Global air cargo demand continued its strong growth trend in September and remains above pre-Covid levels, according to the latest International Air Transport Association (IATA) data.
Measured in cargo tonne-kilometres, global demand rose 9.1 per cent compared to September 2019 (comparisons to 2020 are distorted by the impact of Covid-19). This was an improvement compared to the 7.5 per cent increase in August, but seasonally adjusted (SA) CTKs only increased marginally month-on-month.
Capacity remained constrained at 8.9 per cent below pre-Covid levels, better than the 12.7 per cent fall in August. IATA outlined the following factors as impacting air cargo demand:
- Supply chain disruptions and the resulting delivery delays leading to long supplier delivery times.
- The September new export orders component and manufacturing output component of the PMIs deteriorating from levels in the previous month.
- The inventory-to-sales ratio remaining low ahead of the peak year-end retail events such as Single’s Day, Black Friday and Cyber Monday.
- The cost-competitiveness of air cargo relative to that of container shipping remaining favourable.
IATA’s director general Willie Walsh said: “There is a benefit from supply chain congestion as manufacturers turn to air transport for speed. But severe capacity constraints continue to limit the ability of air cargo to absorb extra demand. If not addressed, bottlenecks in the supply chain will slow the economic recovery from Covid-19. Governments must act to relieve pressure on the global supply chains and improve their overall resilience.”

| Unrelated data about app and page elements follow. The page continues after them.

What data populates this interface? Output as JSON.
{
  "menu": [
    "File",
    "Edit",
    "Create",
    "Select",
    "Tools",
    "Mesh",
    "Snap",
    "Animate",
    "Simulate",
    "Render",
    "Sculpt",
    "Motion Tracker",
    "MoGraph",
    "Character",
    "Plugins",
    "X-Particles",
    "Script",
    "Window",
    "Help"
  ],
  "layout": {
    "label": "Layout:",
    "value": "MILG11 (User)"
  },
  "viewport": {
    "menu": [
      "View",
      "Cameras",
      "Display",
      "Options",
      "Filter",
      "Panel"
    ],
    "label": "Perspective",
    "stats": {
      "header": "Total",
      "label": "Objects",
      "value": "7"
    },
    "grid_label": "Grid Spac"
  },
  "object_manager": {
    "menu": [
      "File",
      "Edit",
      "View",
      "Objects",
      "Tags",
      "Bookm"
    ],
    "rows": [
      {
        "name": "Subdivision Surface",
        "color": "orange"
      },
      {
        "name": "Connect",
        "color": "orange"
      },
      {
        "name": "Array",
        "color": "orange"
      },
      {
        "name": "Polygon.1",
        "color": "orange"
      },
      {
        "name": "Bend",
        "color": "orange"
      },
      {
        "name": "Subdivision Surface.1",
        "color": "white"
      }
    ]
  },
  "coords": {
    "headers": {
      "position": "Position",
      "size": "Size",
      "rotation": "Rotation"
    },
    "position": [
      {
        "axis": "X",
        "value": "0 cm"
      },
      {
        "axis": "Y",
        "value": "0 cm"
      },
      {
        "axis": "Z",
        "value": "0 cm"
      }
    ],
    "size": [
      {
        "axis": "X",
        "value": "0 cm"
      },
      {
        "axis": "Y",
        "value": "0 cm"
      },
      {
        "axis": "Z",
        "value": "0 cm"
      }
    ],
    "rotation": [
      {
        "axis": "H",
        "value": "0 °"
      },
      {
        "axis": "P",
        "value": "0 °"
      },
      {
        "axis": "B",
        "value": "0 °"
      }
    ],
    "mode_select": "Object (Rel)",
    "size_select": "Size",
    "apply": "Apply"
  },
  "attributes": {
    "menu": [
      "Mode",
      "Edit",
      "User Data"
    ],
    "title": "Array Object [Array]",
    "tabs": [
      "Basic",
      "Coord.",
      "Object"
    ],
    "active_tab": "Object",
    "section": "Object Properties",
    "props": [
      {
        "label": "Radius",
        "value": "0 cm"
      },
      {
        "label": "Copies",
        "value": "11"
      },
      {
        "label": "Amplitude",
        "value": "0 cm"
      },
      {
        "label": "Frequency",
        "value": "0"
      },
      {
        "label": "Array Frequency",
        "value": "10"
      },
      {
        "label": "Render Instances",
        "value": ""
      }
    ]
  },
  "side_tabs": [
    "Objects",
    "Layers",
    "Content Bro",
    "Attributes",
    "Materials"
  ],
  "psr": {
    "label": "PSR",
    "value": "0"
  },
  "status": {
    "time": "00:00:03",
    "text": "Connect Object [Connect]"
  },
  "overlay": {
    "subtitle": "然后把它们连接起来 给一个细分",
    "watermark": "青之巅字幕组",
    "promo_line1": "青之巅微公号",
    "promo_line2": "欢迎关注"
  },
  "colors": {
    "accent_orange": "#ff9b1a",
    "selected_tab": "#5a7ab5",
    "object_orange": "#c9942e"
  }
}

IATA outlined three areas to relieve supply chain disruptions, and has called on governments to:
- Ensure that air crew operations are not hindered by Covid-19 restrictions designed for air travellers.
- Implement the commitments governments made at the ICAO High Level Conference on Covid-19 to restore international connectivity.
- Provide innovative policy incentives to address labour shortages where they exist.